_EXERCISE DATA_
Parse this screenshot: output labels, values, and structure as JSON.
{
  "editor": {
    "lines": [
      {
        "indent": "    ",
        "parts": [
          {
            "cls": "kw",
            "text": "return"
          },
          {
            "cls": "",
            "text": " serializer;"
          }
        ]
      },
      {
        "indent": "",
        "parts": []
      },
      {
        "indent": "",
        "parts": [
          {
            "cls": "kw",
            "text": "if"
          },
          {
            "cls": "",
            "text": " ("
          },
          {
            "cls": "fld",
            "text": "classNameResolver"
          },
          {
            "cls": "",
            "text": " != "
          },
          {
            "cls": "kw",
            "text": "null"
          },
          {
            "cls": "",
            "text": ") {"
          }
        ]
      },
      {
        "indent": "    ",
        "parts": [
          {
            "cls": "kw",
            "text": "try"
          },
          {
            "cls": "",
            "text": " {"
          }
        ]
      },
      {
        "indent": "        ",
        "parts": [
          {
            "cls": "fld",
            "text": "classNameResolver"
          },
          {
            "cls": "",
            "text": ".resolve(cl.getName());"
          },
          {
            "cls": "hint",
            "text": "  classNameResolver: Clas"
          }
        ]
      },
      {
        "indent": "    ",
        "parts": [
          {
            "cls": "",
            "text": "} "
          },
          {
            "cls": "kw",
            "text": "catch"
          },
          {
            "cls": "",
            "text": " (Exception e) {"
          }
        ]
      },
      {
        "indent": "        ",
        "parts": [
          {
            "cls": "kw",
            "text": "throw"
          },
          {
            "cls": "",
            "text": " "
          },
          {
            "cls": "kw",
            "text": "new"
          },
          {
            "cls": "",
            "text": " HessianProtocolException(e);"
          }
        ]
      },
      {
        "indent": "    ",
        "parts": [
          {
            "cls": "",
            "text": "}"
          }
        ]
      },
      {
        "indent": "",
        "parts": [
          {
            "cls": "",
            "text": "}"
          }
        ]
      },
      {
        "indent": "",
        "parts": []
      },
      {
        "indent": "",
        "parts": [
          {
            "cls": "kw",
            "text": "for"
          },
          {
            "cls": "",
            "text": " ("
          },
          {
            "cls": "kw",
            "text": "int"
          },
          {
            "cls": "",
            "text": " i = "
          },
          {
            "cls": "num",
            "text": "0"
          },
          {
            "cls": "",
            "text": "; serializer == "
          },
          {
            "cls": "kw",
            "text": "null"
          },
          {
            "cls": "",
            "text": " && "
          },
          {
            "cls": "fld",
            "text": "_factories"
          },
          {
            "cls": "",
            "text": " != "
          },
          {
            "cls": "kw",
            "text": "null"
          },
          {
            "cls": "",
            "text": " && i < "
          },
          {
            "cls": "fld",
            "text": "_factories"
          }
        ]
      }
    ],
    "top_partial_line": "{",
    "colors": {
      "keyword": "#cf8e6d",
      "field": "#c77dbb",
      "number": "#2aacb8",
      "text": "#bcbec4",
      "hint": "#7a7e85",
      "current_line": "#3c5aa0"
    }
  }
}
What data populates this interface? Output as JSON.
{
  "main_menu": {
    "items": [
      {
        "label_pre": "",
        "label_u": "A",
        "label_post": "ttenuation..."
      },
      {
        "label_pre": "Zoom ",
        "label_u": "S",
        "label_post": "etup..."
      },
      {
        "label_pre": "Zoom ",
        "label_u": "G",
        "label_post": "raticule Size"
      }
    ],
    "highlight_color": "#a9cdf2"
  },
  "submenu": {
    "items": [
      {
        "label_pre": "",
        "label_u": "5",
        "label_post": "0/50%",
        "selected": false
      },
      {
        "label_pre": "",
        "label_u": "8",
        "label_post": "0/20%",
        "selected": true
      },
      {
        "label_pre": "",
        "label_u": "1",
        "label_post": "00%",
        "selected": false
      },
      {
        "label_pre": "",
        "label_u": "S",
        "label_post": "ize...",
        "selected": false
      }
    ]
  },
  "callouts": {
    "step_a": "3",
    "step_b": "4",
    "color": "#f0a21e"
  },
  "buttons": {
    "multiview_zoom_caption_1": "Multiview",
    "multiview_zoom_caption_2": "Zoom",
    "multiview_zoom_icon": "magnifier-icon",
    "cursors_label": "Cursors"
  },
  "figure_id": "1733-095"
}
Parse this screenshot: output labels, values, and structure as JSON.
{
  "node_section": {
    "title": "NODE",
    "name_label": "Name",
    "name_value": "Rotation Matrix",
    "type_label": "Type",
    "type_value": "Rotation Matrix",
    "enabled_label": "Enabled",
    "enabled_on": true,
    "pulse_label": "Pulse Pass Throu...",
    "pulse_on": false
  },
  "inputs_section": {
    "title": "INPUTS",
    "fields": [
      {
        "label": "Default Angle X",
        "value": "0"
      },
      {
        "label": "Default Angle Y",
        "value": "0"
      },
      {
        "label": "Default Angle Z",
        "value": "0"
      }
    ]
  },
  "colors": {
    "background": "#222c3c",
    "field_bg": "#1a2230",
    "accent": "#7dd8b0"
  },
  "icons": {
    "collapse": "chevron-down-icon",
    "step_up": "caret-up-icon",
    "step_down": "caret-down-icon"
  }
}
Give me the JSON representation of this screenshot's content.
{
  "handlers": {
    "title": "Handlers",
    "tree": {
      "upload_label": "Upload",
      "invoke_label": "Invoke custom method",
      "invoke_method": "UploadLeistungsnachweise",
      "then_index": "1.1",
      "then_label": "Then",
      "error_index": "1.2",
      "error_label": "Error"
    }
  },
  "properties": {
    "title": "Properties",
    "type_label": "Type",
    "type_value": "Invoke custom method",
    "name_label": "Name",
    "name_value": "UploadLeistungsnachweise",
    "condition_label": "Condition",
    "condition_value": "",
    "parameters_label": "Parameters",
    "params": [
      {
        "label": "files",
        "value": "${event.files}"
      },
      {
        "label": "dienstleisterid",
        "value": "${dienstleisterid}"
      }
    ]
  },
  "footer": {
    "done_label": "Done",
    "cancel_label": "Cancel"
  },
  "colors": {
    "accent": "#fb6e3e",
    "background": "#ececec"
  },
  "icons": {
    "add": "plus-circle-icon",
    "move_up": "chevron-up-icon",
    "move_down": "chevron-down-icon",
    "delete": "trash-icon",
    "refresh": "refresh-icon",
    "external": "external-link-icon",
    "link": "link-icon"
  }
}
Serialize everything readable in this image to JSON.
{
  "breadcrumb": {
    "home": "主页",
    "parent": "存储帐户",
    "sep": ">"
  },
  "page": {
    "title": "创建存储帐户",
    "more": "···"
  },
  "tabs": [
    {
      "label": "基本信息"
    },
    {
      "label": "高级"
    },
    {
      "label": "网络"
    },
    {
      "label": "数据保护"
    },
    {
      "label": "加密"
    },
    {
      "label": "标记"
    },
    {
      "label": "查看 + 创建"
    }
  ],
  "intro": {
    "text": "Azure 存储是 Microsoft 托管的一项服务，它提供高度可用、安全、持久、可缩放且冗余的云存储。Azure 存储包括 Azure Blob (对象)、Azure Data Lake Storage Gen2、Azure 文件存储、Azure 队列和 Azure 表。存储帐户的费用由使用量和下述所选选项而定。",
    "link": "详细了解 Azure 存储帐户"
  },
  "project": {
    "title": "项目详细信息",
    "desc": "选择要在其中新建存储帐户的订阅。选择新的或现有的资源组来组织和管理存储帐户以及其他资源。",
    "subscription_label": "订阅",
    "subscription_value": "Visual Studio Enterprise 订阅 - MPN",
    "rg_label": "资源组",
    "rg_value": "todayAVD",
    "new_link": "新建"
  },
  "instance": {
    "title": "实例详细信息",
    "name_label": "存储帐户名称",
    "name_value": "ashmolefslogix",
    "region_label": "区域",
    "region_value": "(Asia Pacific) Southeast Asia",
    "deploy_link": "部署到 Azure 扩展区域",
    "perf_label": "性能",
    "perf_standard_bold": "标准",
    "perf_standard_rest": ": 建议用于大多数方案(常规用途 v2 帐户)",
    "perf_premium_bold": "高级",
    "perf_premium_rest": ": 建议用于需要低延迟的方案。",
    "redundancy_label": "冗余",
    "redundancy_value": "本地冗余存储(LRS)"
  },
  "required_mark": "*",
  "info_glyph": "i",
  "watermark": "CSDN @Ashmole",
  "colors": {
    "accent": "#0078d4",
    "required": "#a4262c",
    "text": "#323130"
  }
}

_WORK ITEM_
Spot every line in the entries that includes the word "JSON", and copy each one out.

_TASK OUTPUT_
Parse this screenshot: output labels, values, and structure as JSON.
What data populates this interface? Output as JSON.
Parse this screenshot: output labels, values, and structure as JSON.
Give me the JSON representation of this screenshot's content.
Serialize everything readable in this image to JSON.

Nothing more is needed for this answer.